Dia de los Muertos: Calavera Prints
Block printing is very much like a handmade stamp. You carve a design into the material of your choice and you can use it over and over again. Block printing have been around for centuries. Creatives from throughout art history used carving tools, ink and paint to make beautiful and detailed works of art. There are several ways to introduce block printing in the classroom: foam printing, linocut and woodblock. I recently learned how to carve on a rubber carving block and it was really easy!
I made some fun calavera designs for Dia de los Muertos, in the grand tradition of Mexican artist Jose Guadalupe Posada (1852 – 1913).
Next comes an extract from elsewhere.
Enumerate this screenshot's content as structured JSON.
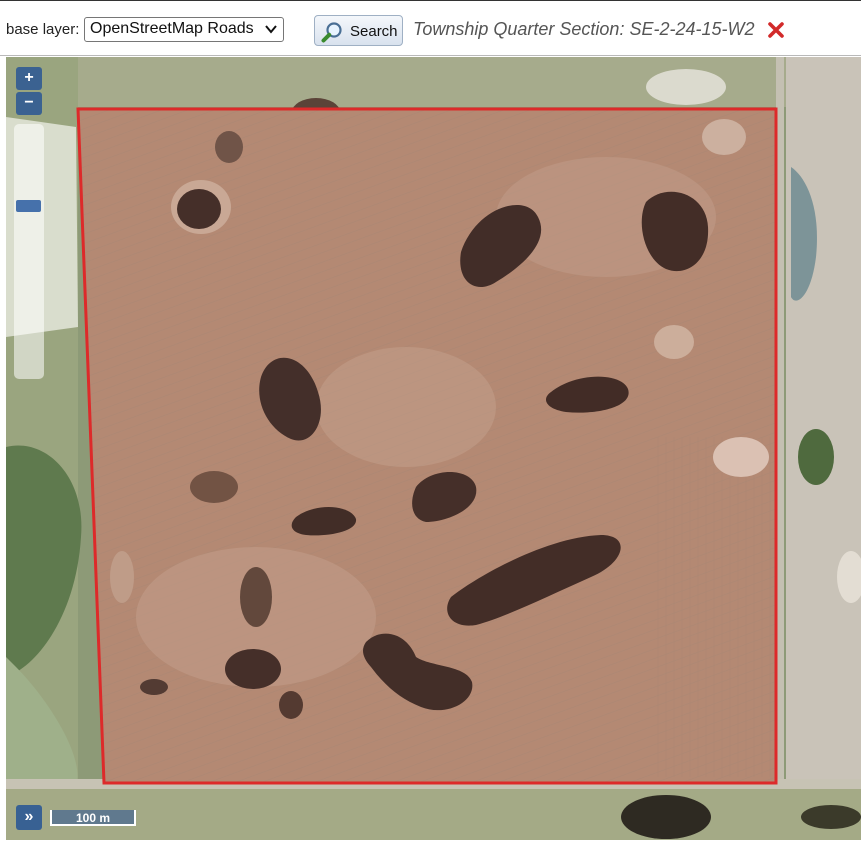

What you'll need:
- Speedball 4 x 6 inch Speedy Carve Block
- Linoleum Cutter Set
- (2) Speedball Deluxe 4-Inch Rubber Brayer
- Water Soluble Block Printing Ink - Black
- Foam Econo Pak Printing Plates
- Sharpie Markers - black
- 8.5 x 11 inch white cardstock
Pro tip: Color in the negative space with the black marker so you'll know what to carve away.
Direct students to carve away from the body when using the carving tools for basic safety. Shallow cuts are all that’s necessary. If the students cut down to the base of the carving block, they’ve cut too far. Once the basic design is in place, be creative! Add more lines and shapes to make your calavera unique and interesting.
Once you're ready to start printing, pour some block printing ink onto the inking plate. Roll out the ink with the brayer tool until it's smooth. Next, apply the ink onto the carving block with the inked brayer. Lay a piece of cardstock on the block and do a test print. Reapply ink with the inked brayer and you're ready for a real print. Press paper down firmly with your hands. Use a clean brayer over the design to make sure the print comes out evenly. Pull your design off of the paper.
Once the prints are dry, students can also add color with markers. This project is better suited for older students because of the carving tools.
Feliz Dia de los Muertos!